* _Available data_:
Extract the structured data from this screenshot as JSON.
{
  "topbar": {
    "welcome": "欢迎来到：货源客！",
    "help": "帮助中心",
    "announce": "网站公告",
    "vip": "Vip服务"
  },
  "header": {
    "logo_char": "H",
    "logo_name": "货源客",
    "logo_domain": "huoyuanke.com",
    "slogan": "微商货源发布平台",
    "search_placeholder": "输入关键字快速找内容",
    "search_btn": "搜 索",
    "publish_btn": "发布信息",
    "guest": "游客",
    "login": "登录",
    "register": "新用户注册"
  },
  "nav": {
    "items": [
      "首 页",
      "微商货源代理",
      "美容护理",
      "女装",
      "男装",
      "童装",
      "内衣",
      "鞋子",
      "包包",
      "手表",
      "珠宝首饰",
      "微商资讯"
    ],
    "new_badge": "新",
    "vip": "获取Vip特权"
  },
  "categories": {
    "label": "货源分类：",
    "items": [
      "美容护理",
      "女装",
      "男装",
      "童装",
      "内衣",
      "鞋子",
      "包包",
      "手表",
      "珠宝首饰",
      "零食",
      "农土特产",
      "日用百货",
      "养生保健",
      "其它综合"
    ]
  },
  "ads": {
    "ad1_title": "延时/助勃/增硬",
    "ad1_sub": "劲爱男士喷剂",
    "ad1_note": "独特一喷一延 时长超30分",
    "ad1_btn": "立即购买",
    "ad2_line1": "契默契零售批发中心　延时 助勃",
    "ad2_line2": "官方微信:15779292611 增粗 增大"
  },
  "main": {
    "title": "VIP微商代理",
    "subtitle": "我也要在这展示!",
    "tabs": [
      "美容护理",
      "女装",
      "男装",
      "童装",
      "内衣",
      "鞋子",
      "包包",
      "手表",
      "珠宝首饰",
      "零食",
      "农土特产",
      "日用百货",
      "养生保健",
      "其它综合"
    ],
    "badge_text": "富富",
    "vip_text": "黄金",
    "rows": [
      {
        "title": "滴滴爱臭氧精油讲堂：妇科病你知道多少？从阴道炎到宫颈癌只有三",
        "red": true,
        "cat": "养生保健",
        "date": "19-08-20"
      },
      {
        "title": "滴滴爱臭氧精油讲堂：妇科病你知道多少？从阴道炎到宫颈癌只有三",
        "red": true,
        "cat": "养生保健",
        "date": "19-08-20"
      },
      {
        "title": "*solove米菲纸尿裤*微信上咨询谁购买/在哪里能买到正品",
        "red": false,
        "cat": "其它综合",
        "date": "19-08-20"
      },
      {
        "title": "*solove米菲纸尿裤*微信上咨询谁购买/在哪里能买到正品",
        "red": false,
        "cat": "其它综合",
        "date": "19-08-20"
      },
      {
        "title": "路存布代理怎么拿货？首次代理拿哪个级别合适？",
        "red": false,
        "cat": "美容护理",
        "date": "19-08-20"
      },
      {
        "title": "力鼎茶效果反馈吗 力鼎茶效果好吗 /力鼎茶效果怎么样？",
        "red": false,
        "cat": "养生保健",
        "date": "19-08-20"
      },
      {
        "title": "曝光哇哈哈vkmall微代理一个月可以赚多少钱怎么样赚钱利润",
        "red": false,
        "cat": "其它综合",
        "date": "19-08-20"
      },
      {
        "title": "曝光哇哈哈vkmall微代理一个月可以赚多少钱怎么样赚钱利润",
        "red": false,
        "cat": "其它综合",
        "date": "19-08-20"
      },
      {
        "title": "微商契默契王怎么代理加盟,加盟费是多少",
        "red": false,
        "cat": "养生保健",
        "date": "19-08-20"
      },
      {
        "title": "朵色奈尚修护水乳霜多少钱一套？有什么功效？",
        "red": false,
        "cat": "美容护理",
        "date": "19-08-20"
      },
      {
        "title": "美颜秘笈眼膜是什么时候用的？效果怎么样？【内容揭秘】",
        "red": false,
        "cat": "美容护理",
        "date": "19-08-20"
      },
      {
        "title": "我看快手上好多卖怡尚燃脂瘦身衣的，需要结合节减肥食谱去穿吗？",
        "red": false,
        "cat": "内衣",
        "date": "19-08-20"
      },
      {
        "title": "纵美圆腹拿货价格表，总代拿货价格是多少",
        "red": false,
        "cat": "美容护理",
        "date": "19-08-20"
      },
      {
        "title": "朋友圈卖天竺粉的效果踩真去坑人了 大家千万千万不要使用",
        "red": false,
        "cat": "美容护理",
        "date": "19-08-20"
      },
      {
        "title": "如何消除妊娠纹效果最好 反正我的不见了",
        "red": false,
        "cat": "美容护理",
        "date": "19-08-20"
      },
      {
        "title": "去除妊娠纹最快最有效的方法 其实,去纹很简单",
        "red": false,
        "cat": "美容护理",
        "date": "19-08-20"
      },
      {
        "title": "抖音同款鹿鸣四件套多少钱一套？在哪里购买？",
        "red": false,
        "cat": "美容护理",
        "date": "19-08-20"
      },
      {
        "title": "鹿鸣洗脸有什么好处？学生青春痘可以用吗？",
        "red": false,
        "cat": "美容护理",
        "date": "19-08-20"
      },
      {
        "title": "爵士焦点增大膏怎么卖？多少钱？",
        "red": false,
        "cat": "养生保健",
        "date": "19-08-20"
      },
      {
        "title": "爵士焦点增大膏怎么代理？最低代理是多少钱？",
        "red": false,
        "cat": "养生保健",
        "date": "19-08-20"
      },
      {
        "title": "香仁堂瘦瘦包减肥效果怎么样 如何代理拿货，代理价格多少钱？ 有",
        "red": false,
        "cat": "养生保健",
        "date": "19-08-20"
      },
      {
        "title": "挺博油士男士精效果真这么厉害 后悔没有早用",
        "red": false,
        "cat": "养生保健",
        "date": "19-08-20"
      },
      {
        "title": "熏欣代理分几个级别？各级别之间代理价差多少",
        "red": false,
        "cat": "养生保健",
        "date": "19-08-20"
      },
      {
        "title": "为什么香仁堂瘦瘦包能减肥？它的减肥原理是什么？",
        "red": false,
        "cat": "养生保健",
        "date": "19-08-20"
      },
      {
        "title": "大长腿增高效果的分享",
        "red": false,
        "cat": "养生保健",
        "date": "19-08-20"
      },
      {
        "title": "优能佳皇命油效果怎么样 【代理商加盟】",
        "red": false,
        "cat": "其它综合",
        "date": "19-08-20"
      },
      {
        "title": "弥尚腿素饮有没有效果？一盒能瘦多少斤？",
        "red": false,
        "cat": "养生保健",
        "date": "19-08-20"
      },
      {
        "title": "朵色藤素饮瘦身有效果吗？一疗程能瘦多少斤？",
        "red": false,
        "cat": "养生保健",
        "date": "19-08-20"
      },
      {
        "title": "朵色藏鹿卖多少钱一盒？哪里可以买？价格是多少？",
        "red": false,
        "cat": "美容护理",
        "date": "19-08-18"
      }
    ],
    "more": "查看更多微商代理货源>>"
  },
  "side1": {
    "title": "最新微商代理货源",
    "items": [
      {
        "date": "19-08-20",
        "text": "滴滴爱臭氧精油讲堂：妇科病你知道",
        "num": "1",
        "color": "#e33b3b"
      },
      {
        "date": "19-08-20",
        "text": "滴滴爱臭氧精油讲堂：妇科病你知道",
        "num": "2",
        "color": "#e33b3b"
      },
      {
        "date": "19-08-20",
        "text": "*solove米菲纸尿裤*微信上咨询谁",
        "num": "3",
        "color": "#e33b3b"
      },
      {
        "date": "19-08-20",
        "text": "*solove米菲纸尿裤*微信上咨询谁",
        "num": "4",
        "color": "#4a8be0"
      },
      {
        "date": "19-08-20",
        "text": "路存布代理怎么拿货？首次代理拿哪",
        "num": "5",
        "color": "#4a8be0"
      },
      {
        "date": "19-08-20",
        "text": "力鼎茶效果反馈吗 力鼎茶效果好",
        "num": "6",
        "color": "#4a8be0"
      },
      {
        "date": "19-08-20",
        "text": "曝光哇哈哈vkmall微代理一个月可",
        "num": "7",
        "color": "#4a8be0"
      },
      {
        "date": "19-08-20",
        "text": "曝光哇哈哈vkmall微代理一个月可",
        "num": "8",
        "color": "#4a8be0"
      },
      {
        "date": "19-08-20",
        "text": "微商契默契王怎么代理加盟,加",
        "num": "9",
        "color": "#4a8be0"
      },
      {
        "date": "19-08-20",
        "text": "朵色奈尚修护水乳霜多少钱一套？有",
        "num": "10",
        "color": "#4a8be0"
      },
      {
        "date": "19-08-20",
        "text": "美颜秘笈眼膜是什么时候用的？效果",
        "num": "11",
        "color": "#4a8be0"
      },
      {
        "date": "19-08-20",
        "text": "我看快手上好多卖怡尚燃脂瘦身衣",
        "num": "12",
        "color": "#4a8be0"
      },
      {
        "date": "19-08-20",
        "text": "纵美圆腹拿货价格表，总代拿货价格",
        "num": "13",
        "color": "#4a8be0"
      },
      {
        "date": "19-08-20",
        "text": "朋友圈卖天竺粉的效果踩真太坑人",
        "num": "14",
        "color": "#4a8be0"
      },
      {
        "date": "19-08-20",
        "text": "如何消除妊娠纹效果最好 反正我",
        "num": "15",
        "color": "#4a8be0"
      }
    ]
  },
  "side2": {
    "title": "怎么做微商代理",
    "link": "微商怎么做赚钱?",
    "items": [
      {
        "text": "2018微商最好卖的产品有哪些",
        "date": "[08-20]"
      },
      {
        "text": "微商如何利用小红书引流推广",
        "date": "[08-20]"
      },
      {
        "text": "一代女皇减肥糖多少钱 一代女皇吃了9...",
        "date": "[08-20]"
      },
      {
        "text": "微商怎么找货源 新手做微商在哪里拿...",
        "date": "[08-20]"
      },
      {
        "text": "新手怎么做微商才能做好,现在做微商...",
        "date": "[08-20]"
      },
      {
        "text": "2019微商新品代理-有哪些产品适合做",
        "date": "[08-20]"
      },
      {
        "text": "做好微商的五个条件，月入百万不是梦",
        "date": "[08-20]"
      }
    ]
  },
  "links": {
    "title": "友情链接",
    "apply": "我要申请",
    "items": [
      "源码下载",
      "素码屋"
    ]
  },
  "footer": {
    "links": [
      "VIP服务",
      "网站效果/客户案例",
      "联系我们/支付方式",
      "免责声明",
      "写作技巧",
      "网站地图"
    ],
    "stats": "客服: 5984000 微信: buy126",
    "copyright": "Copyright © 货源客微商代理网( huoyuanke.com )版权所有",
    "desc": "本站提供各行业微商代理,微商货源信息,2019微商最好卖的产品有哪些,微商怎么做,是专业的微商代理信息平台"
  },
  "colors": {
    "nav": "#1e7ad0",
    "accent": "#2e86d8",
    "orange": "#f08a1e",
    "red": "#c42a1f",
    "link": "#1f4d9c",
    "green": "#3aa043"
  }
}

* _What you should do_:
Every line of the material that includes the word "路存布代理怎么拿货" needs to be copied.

* _Answer to this exercise_:
        "title": "路存布代理怎么拿货？首次代理拿哪个级别合适？",
        "text": "路存布代理怎么拿货？首次代理拿哪",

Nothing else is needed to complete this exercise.